• _What is needed_
Would you please copy every line from the records that contains the word "will"?

• _Information supplied_

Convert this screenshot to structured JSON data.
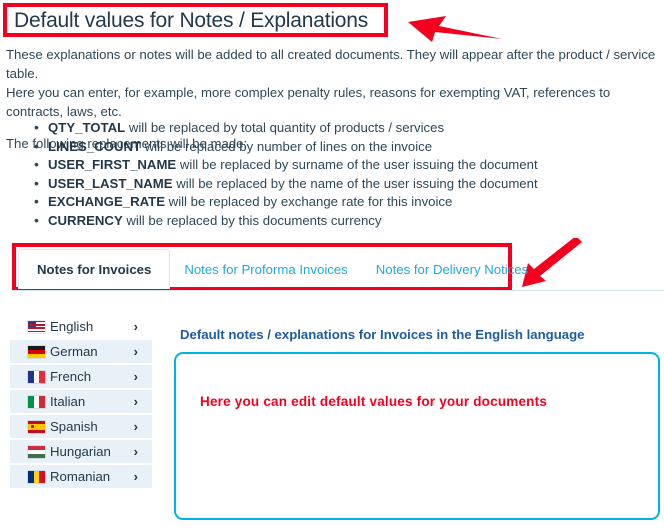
{
  "page": {
    "title": "Default values for Notes / Explanations"
  },
  "intro": {
    "line1": "These explanations or notes will be added to all created documents. They will appear after the product / service table.",
    "line2": "Here you can enter, for example, more complex penalty rules, reasons for exempting VAT, references to contracts, laws, etc.",
    "line3": "The following replacements will be made:"
  },
  "replacements": [
    {
      "code": "QTY_TOTAL",
      "desc": " will be replaced by total quantity of products / services"
    },
    {
      "code": "LINES_COUNT",
      "desc": " will be replaced by number of lines on the invoice"
    },
    {
      "code": "USER_FIRST_NAME",
      "desc": " will be replaced by surname of the user issuing the document"
    },
    {
      "code": "USER_LAST_NAME",
      "desc": " will be replaced by the name of the user issuing the document"
    },
    {
      "code": "EXCHANGE_RATE",
      "desc": " will be replaced by exchange rate for this invoice"
    },
    {
      "code": "CURRENCY",
      "desc": " will be replaced by this documents currency"
    }
  ],
  "tabs": [
    {
      "label": "Notes for Invoices",
      "active": true
    },
    {
      "label": "Notes for Proforma Invoices",
      "active": false
    },
    {
      "label": "Notes for Delivery Notices",
      "active": false
    }
  ],
  "languages": [
    {
      "name": "English",
      "flag": "flag-us",
      "chevron": "›"
    },
    {
      "name": "German",
      "flag": "flag-de",
      "chevron": "›"
    },
    {
      "name": "French",
      "flag": "flag-fr",
      "chevron": "›"
    },
    {
      "name": "Italian",
      "flag": "flag-it",
      "chevron": "›"
    },
    {
      "name": "Spanish",
      "flag": "flag-es",
      "chevron": "›"
    },
    {
      "name": "Hungarian",
      "flag": "flag-hu",
      "chevron": "›"
    },
    {
      "name": "Romanian",
      "flag": "flag-ro",
      "chevron": "›"
    }
  ],
  "editor": {
    "heading": "Default notes / explanations for Invoices in the English language",
    "content": "Here you can edit default values for your documents"
  },
  "annotations": {
    "title_box_color": "#f4001e",
    "tabs_box_color": "#f4001e",
    "arrow_color": "#f4001e",
    "arrow_title_name": "left-arrow",
    "arrow_tabs_name": "down-left-arrow"
  },
  "colors": {
    "accent_cyan": "#00b3e6",
    "link_blue": "#1fa9e0",
    "heading_blue": "#1f5c9e",
    "text": "#2e4858",
    "row_bg": "#e8f1f8"
  }
}
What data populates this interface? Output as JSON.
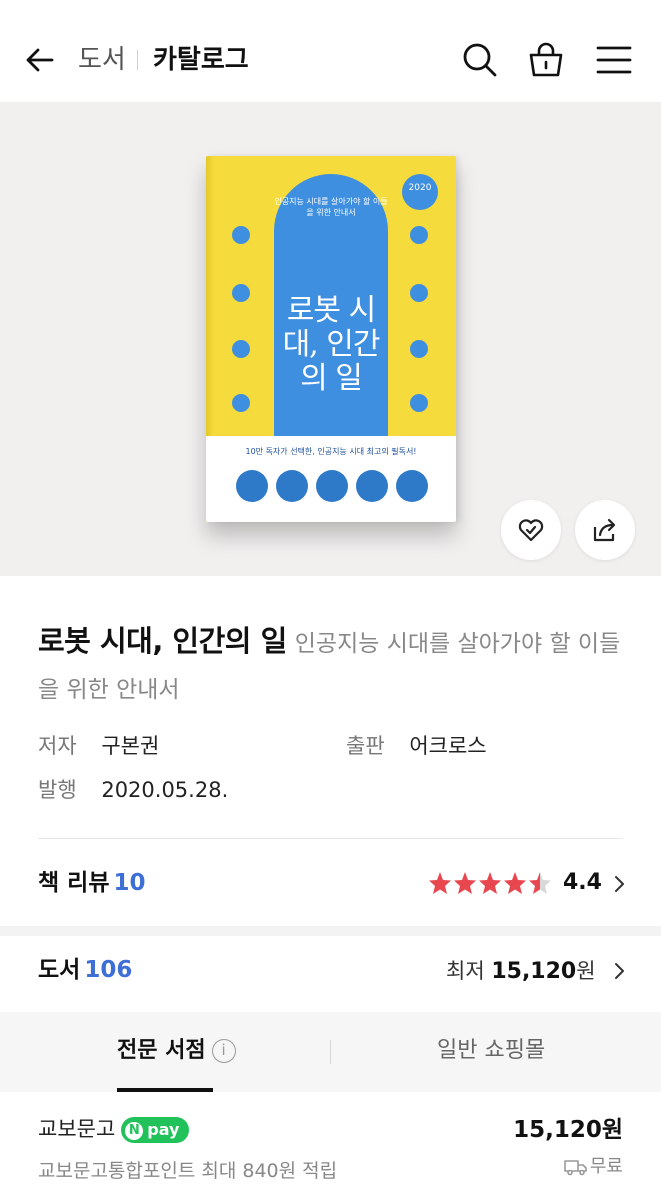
{
  "header": {
    "crumb_category": "도서",
    "crumb_current": "카탈로그"
  },
  "cover": {
    "arch_subtitle": "인공지능 시대를 살아가야 할 이들을 위한 안내서",
    "arch_title": "로봇 시대, 인간의 일",
    "edition_badge": "2020",
    "bottom_tagline": "10만 독자가 선택한, 인공지능 시대 최고의 필독서!",
    "accent_color": "#3f8fe0",
    "cover_color": "#f6db3c"
  },
  "book": {
    "title": "로봇 시대, 인간의 일",
    "subtitle": "인공지능 시대를 살아가야 할 이들을 위한 안내서",
    "author_label": "저자",
    "author": "구본권",
    "publisher_label": "출판",
    "publisher": "어크로스",
    "published_label": "발행",
    "published": "2020.05.28."
  },
  "review": {
    "label": "책 리뷰",
    "count": "10",
    "rating": "4.4",
    "rating_value": 4.4,
    "rating_max": 5
  },
  "listing": {
    "label": "도서",
    "count": "106",
    "lowest_label": "최저",
    "lowest_price": "15,120",
    "won": "원"
  },
  "tabs": {
    "specialty": "전문 서점",
    "general": "일반 쇼핑몰",
    "info_glyph": "i"
  },
  "seller": {
    "name": "교보문고",
    "npay": "pay",
    "npay_n": "N",
    "price": "15,120원",
    "points": "교보문고통합포인트 최대 840원 적립",
    "shipping": "무료"
  },
  "colors": {
    "link_blue": "#3d6fd6",
    "star_red": "#e8474f",
    "npay_green": "#22c25a"
  }
}
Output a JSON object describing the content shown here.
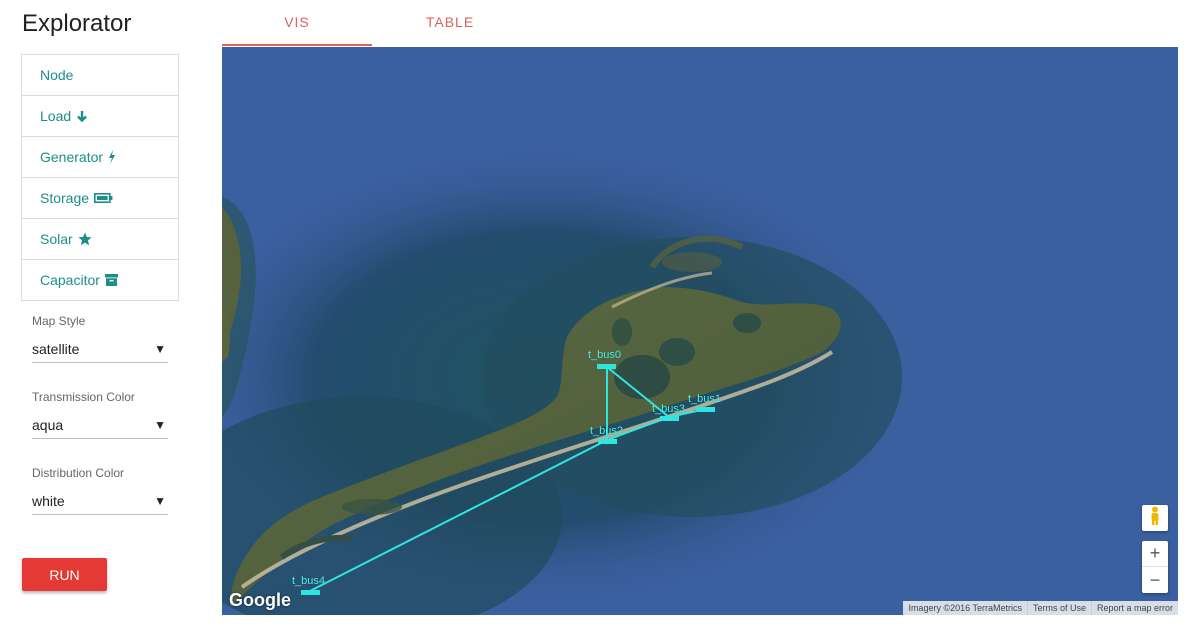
{
  "app": {
    "title": "Explorator"
  },
  "sidebar": {
    "items": [
      {
        "label": "Node",
        "icon": ""
      },
      {
        "label": "Load",
        "icon": "arrow-down-icon"
      },
      {
        "label": "Generator",
        "icon": "bolt-icon"
      },
      {
        "label": "Storage",
        "icon": "battery-icon"
      },
      {
        "label": "Solar",
        "icon": "star-icon"
      },
      {
        "label": "Capacitor",
        "icon": "archive-icon"
      }
    ]
  },
  "controls": {
    "map_style": {
      "label": "Map Style",
      "value": "satellite"
    },
    "transmission_color": {
      "label": "Transmission Color",
      "value": "aqua"
    },
    "distribution_color": {
      "label": "Distribution Color",
      "value": "white"
    },
    "run_label": "RUN"
  },
  "tabs": [
    {
      "label": "VIS",
      "active": true
    },
    {
      "label": "TABLE",
      "active": false
    }
  ],
  "map": {
    "buses": [
      "t_bus0",
      "t_bus1",
      "t_bus2",
      "t_bus3",
      "t_bus4"
    ],
    "google_logo": "Google",
    "attribution": [
      "Imagery ©2016 TerraMetrics",
      "Terms of Use",
      "Report a map error"
    ],
    "zoom_in": "+",
    "zoom_out": "−",
    "line_color": "#2ee6e0"
  },
  "colors": {
    "accent_teal": "#1b8f8a",
    "tab_red": "#e06060",
    "run_red": "#e53935"
  }
}
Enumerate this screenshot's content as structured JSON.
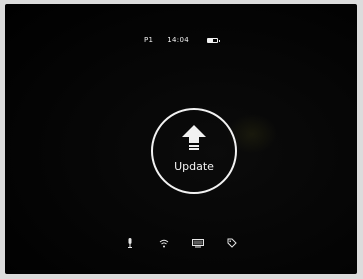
{
  "status_bar": {
    "profile": "P1",
    "time": "14:04",
    "battery_level": 0.6
  },
  "main": {
    "update_label": "Update",
    "update_icon": "upload-arrow-icon"
  },
  "bottom_bar": {
    "icons": [
      "microphone-icon",
      "wifi-icon",
      "monitor-icon",
      "tag-icon"
    ]
  },
  "colors": {
    "background": "#000000",
    "foreground": "#f2f2f2"
  }
}
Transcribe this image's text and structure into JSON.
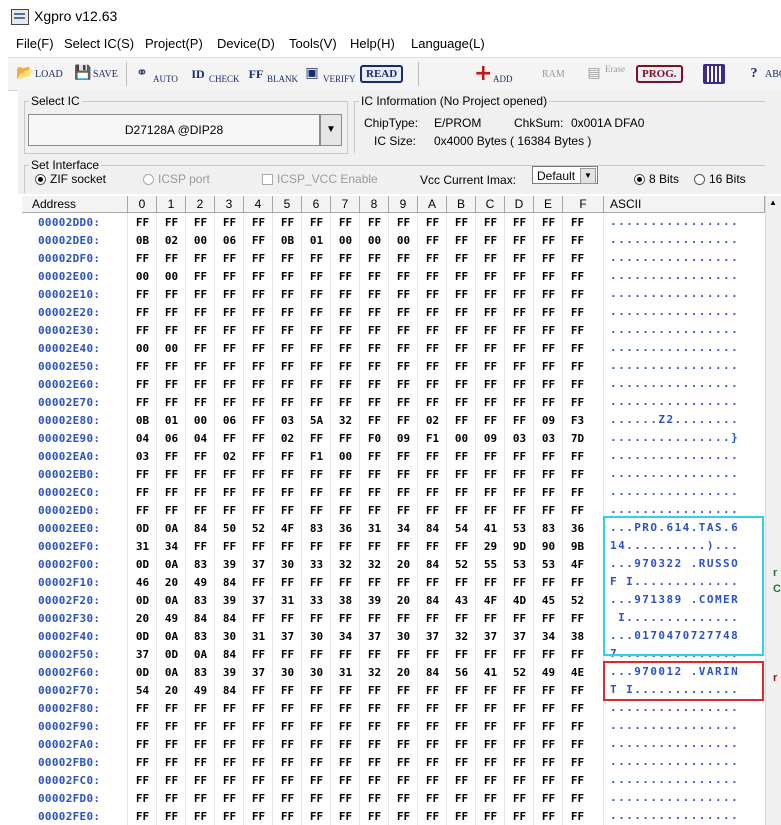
{
  "window": {
    "title": "Xgpro v12.63"
  },
  "menu": [
    "File(F)",
    "Select IC(S)",
    "Project(P)",
    "Device(D)",
    "Tools(V)",
    "Help(H)",
    "Language(L)"
  ],
  "toolbar": {
    "load": "LOAD",
    "save": "SAVE",
    "auto": "AUTO",
    "check": "CHECK",
    "blank": "BLANK",
    "verify": "VERIFY",
    "read": "READ",
    "add": "ADD",
    "ram": "RAM",
    "erase": "Erase",
    "prog": "PROG.",
    "about": "ABOU"
  },
  "select_ic": {
    "legend": "Select IC",
    "value": "D27128A @DIP28"
  },
  "ic_info": {
    "legend": "IC Information (No Project opened)",
    "chip_type_label": "ChipType:",
    "chip_type": "E/PROM",
    "chksum_label": "ChkSum:",
    "chksum": "0x001A DFA0",
    "ic_size_label": "IC Size:",
    "ic_size": "0x4000 Bytes ( 16384 Bytes )"
  },
  "interface": {
    "legend": "Set Interface",
    "zif": "ZIF socket",
    "icsp": "ICSP port",
    "icsp_vcc": "ICSP_VCC Enable",
    "vcc_label": "Vcc Current Imax:",
    "vcc_value": "Default",
    "bits8": "8 Bits",
    "bits16": "16 Bits"
  },
  "grid": {
    "headers": [
      "Address",
      "0",
      "1",
      "2",
      "3",
      "4",
      "5",
      "6",
      "7",
      "8",
      "9",
      "A",
      "B",
      "C",
      "D",
      "E",
      "F",
      "ASCII"
    ],
    "rows": [
      [
        "00002DD0:",
        "FF FF FF FF FF FF FF FF FF FF FF FF FF FF FF FF",
        "................"
      ],
      [
        "00002DE0:",
        "0B 02 00 06 FF 0B 01 00 00 00 FF FF FF FF FF FF",
        "................"
      ],
      [
        "00002DF0:",
        "FF FF FF FF FF FF FF FF FF FF FF FF FF FF FF FF",
        "................"
      ],
      [
        "00002E00:",
        "00 00 FF FF FF FF FF FF FF FF FF FF FF FF FF FF",
        "................"
      ],
      [
        "00002E10:",
        "FF FF FF FF FF FF FF FF FF FF FF FF FF FF FF FF",
        "................"
      ],
      [
        "00002E20:",
        "FF FF FF FF FF FF FF FF FF FF FF FF FF FF FF FF",
        "................"
      ],
      [
        "00002E30:",
        "FF FF FF FF FF FF FF FF FF FF FF FF FF FF FF FF",
        "................"
      ],
      [
        "00002E40:",
        "00 00 FF FF FF FF FF FF FF FF FF FF FF FF FF FF",
        "................"
      ],
      [
        "00002E50:",
        "FF FF FF FF FF FF FF FF FF FF FF FF FF FF FF FF",
        "................"
      ],
      [
        "00002E60:",
        "FF FF FF FF FF FF FF FF FF FF FF FF FF FF FF FF",
        "................"
      ],
      [
        "00002E70:",
        "FF FF FF FF FF FF FF FF FF FF FF FF FF FF FF FF",
        "................"
      ],
      [
        "00002E80:",
        "0B 01 00 06 FF 03 5A 32 FF FF 02 FF FF FF 09 F3",
        "......Z2........"
      ],
      [
        "00002E90:",
        "04 06 04 FF FF 02 FF FF F0 09 F1 00 09 03 03 7D",
        "...............}"
      ],
      [
        "00002EA0:",
        "03 FF FF 02 FF FF F1 00 FF FF FF FF FF FF FF FF",
        "................"
      ],
      [
        "00002EB0:",
        "FF FF FF FF FF FF FF FF FF FF FF FF FF FF FF FF",
        "................"
      ],
      [
        "00002EC0:",
        "FF FF FF FF FF FF FF FF FF FF FF FF FF FF FF FF",
        "................"
      ],
      [
        "00002ED0:",
        "FF FF FF FF FF FF FF FF FF FF FF FF FF FF FF FF",
        "................"
      ],
      [
        "00002EE0:",
        "0D 0A 84 50 52 4F 83 36 31 34 84 54 41 53 83 36",
        "...PRO.614.TAS.6"
      ],
      [
        "00002EF0:",
        "31 34 FF FF FF FF FF FF FF FF FF FF 29 9D 90 9B",
        "14..........)..."
      ],
      [
        "00002F00:",
        "0D 0A 83 39 37 30 33 32 32 20 84 52 55 53 53 4F",
        "...970322 .RUSSO"
      ],
      [
        "00002F10:",
        "46 20 49 84 FF FF FF FF FF FF FF FF FF FF FF FF",
        "F I............."
      ],
      [
        "00002F20:",
        "0D 0A 83 39 37 31 33 38 39 20 84 43 4F 4D 45 52",
        "...971389 .COMER"
      ],
      [
        "00002F30:",
        "20 49 84 84 FF FF FF FF FF FF FF FF FF FF FF FF",
        " I.............."
      ],
      [
        "00002F40:",
        "0D 0A 83 30 31 37 30 34 37 30 37 32 37 37 34 38",
        "...0170470727748"
      ],
      [
        "00002F50:",
        "37 0D 0A 84 FF FF FF FF FF FF FF FF FF FF FF FF",
        "7..............."
      ],
      [
        "00002F60:",
        "0D 0A 83 39 37 30 30 31 32 20 84 56 41 52 49 4E",
        "...970012 .VARIN"
      ],
      [
        "00002F70:",
        "54 20 49 84 FF FF FF FF FF FF FF FF FF FF FF FF",
        "T I............."
      ],
      [
        "00002F80:",
        "FF FF FF FF FF FF FF FF FF FF FF FF FF FF FF FF",
        "................"
      ],
      [
        "00002F90:",
        "FF FF FF FF FF FF FF FF FF FF FF FF FF FF FF FF",
        "................"
      ],
      [
        "00002FA0:",
        "FF FF FF FF FF FF FF FF FF FF FF FF FF FF FF FF",
        "................"
      ],
      [
        "00002FB0:",
        "FF FF FF FF FF FF FF FF FF FF FF FF FF FF FF FF",
        "................"
      ],
      [
        "00002FC0:",
        "FF FF FF FF FF FF FF FF FF FF FF FF FF FF FF FF",
        "................"
      ],
      [
        "00002FD0:",
        "FF FF FF FF FF FF FF FF FF FF FF FF FF FF FF FF",
        "................"
      ],
      [
        "00002FE0:",
        "FF FF FF FF FF FF FF FF FF FF FF FF FF FF FF FF",
        "................"
      ]
    ]
  },
  "colors": {
    "address": "#2a51c5",
    "ascii": "#2a51c5",
    "highlight_cyan": "#2fd1e8",
    "highlight_red": "#e02828"
  },
  "side_marks": [
    "r",
    "C",
    "r"
  ]
}
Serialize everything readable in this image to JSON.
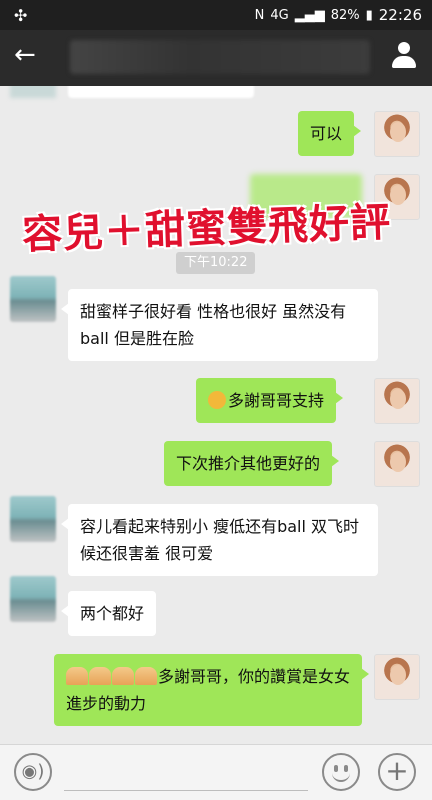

• _Exercise answer_
    "line1": "These explanations or notes will be added to all created documents. They will appear after the product / service table.",
    "line3": "The following replacements will be made:"
      "desc": " will be replaced by total quantity of products / services"
      "desc": " will be replaced by number of lines on the invoice"
      "desc": " will be replaced by surname of the user issuing the document"
      "desc": " will be replaced by the name of the user issuing the document"
      "desc": " will be replaced by exchange rate for this invoice"
      "desc": " will be replaced by this documents currency"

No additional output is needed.